NC FOOD blog post guidelines for the North Carolina Folklife Institute

Since 1974 the North Carolina Folklife Institute (NCFI) has supported programs and projects that recognize, document, and present traditional culture in North Carolina.

NCFOOD is a space to share stories about traditional NC foodways, local and regional recipes, restaurants that epitomize our culture old and new, and personal experiences rooted in North Carolina cooking and eating. NCFood wants to hear from wide range of voices across the state.

Every highway and byway in the state is a potential jumping off point for a food adventure, whether discovering the Restaurante Rosa de Saron in Sampson County or the Pakse Café in Greensboro.

Writers should submit stories and personal experiences on all manner of subjects relating to North Carolina food traditions — about farmers and food artisans, local recipes, great traditional eateries, restaurant reviews, regional and group traditions. We’re looking for what you might expect—posts on barbecue joints and biscuits, collard greens and canning—and what might come as a surprise. We’d love to hear more about Hmong sticky rice and Poat Dot made with corn grown in the Piedmont, or how the farm-to-table movement has changed your life. In other words — a celebration of the rich and diverse food traditions of North Carolina and the magic that happens when many cultures come together around a common table.

What are Traditional Foodways?
Foodways involve culinary traditions – how and why people in a community interact with food in growing, cooking, and enjoying it. Foodways is food as communication – what growing, preparing, and eating in certain ways says about a community’s traditions, history, and values.

Traditional foodways requires both 1) artisans (individuals or groups) who are part of the cultural community and 2) the community itself – a group of people who intuitively understands how the food is supposed to look and taste, and the best way to appreciate it. (This understanding may be so engrained that it’s unconscious.)

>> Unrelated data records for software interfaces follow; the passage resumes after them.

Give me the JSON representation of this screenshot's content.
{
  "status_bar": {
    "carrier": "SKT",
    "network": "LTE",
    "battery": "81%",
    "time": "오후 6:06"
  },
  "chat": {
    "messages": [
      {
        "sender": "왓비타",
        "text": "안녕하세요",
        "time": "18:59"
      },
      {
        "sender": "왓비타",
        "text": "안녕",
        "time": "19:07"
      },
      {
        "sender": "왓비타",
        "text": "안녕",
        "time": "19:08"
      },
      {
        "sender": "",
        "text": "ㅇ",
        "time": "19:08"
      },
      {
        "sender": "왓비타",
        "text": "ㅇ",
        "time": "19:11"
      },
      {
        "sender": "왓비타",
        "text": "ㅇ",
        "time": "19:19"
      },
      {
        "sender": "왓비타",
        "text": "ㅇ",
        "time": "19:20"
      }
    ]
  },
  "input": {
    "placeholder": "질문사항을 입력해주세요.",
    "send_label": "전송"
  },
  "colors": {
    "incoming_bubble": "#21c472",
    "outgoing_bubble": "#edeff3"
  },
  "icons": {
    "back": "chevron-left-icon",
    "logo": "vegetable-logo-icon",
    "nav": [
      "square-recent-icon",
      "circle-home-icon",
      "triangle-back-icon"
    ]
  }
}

Foodways, like all traditions, evolve over time. New traditions emerge, and new communities settle in an area, bringing culinary expressions of their heritage.

Posts should range from approximately 400 to 700 words and, ideally, should be accompanied by recipes (if applicable) and color photographs supporting the content.

Bloggers are paid $25 per post, with a maximum of $100 per month.

All published writing is property of NC Food, the blog for the North Carolina Folklife Institute (NCFI), and may be included in a future published collection.

We also welcome submissions from individuals to profile your food business as long as it meets the outlined criteria. We do ask that it be considered it a donation since it is providing promotion. That turns into a win/win with mutual benefit.

Writers are encouraged to promote posts published on the NC Food/NCFI site through social media by including links to the post.  Writers may not submit posts being published by NC Food/NCFI for any “competing” publication, online or offline, during, and for six months after, the term of the contract.  Writer may add each post he prepares to his personal blog six months after the NCFI has published it on the NCFOOD blog. NCFI requests the courtesy of an included acknowledgement “reprinted by permission from the North Carolina Folklife Institute.”

Contact us at staff@ncfolk.org.